Everyone is talking about the 150th anniversary of the War of 1864. The characters on Borgen will re-enact it. There’s a campaign to renovate Dybbøl Mølle, the site of a crucial battlefield of the war. There’s new best selling historiography. There’s the requisite counterfactual history. There is, of course, a live blog, from which I stole the map above.
Let’s set the scene: from 1815 to 1864, the Danish Monarchy—that is, the lands that were reigned in personal union by the King of Denmark—consisted of the Kingdom of Denmark and various territories to the southwest of the Kingdom on the European continent, as well as assorted North Atlantic and West and East Indian possessions. (Today, the Danish monarch only reigns over the Kingdom, which also includes Greenland, previously a colony.) The full title of the monarch was:
By the Grace of God King of Denmark, the Wends and Goths, Duke of Slesvig, Holsten, Stormarn, Ditmarsken, Lauenborg and Oldenborg
German was spoken in most of the duchies except the northern half of Slesvig. Slesvig was an ancient Danish fief, but the other duchies were part of the Holy Roman Empire and later the German Confederation, with the Danish monarch sending a representative to the Bundestag in Frankfurt.
There had been a war in 1848–50 when Danish troops suppressed a German separatist rebellion. A crisis was brewing in the early 1860s, however: First, there was a succession crisis with the coming death of the childless Frederik VII. But Slesvig and Holsten were supposed to be subject to Salic law, so it would appear that they could not be inherited by the the later Christian IX of the House of Lyksborg. A rival claim was announced by the House of Augustenburg, whose head claimed the title “Duke of Schleswig–Holstein”. As Christopher Clark points out in Iron Kingdom, this looked like “an old-fashioned dynastic crisis, triggered, like so many seventeenth and eighteenth-century crises, by the death of a king without male issue. In this sense, we might call the conflict of 1864 ‘the War of the Danish Succession’.”
The memory of the war survives mainly in the context of the Danish and German nationalist movements. The Danish nationalists wanted to annex Slesvig—whose population was roughly half Danish—into the Kingdom and leave Holsten as a separate state in the Monarchy, thus violating a possibly misunderstood convention that Slesvig would not be placed constitutionally closer to Denmark than Holsten. The ascendant German nationalist movement definitely didn’t approve of that. The efforts culminated in November 1863 in a joint constitution for the Kingdom and Slesvig; the slogan for the movement was “Denmark to the Eider,” the river that formed the southern boundary of the Duchy of Slesvig.
SPOILER ALERT Denmark lost, of course, and had to give up all of the duchies, not just the German speaking parts, up to Kongeåen. The Danish speaking parts returned after the First World War and a referendum in 1920.
That was a lot of scene setting for the question of the day: why didn’t Denmark get its lost territories back after World War II?

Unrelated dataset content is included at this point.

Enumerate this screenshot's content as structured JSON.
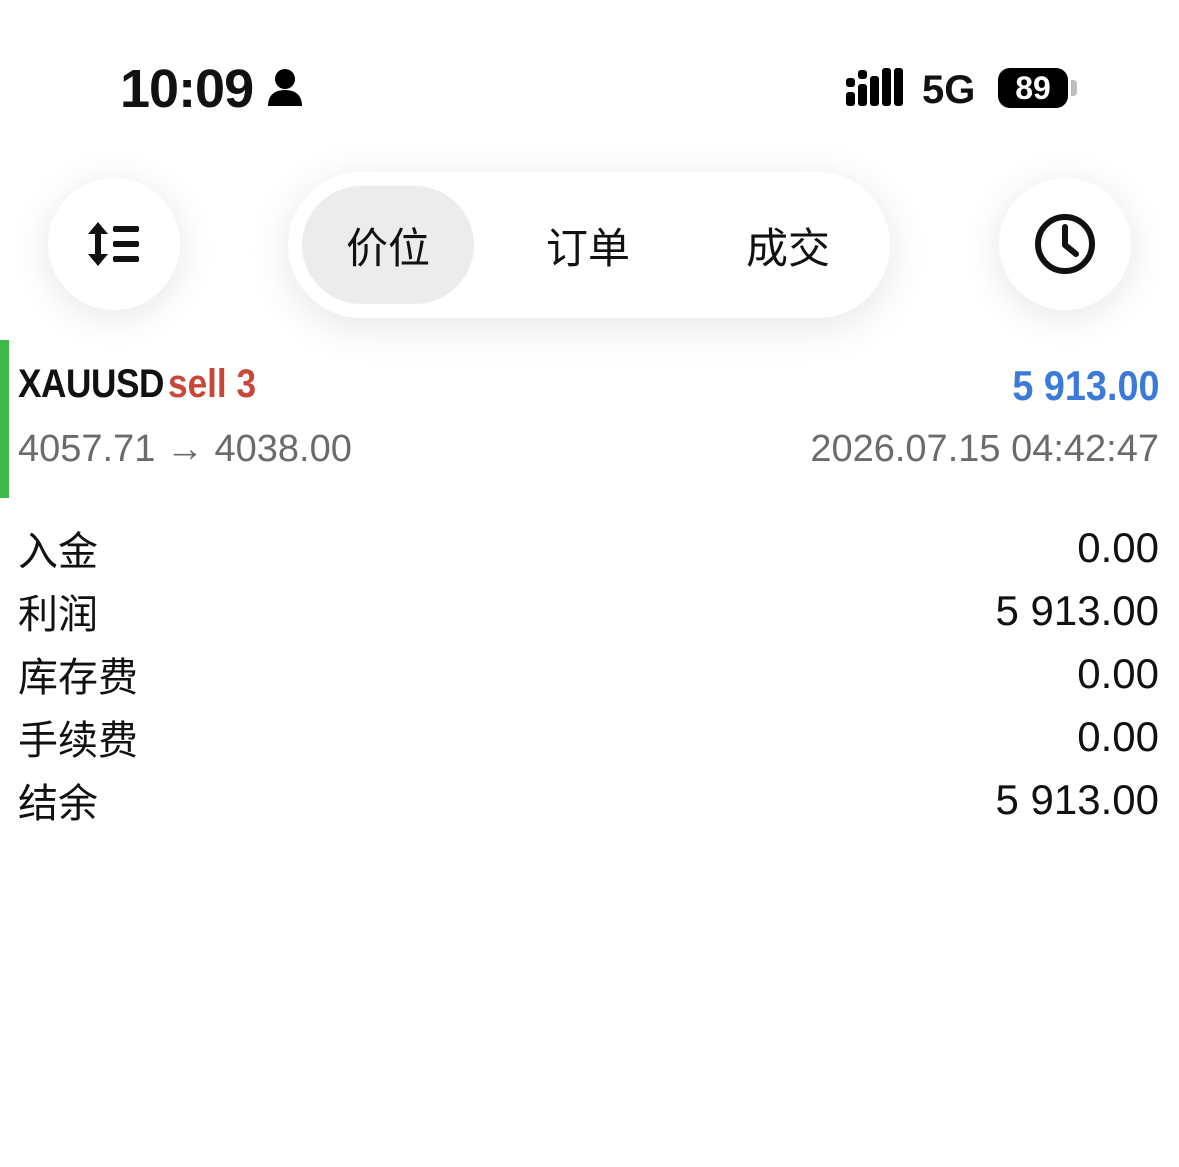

The boring answer is that nobody wanted it. There was no appetite for a binational state in Denmark, with possibly violent resistance from the Germans in it. You might have thought that the Germans (with whatever the opposite of 20/20 hindsight is) would have wanted to throw their hat in with a country that had not just lost a world war and would be under military occupation for the indefinite future, but no. There was some whispering, though, and a prime minister lost his job because of it, but even he only wanted to go to the Eider, not the River Elbe, where the Danish monarchy ended in 1863.
A slightly less boring answer is that it would have required a small, but non-trivial, round of ethnic cleansing.
How would a Denmark to the Elbe have looked?
We have to decide whether the Kingdom itself would expand to the Elbe, or whether a union would be established with each part of the Monarchy as a semi-independent state along the lines of, well, Germany. We can imagine a federal state consisting of Denmark, Slesvig, Holsten and the smaller duchies, Greenland and the Faroe Islands. You might even have pulled off an expanded Danish Monarchy without ethnic cleansing. The real post-1945 diplomatic coup would be to convince the Allies to include Hamburg in this federation as a Free (and Hanseatic!) City.
In this scenario, the most important and consequential objection to Denmark-to-the-Elbe—that we would have to drive all the way to Hamburg to buy cheap German booze—would not necessarily apply because Slesvig–Holsten might still have lower taxes on alcohol than Denmark proper.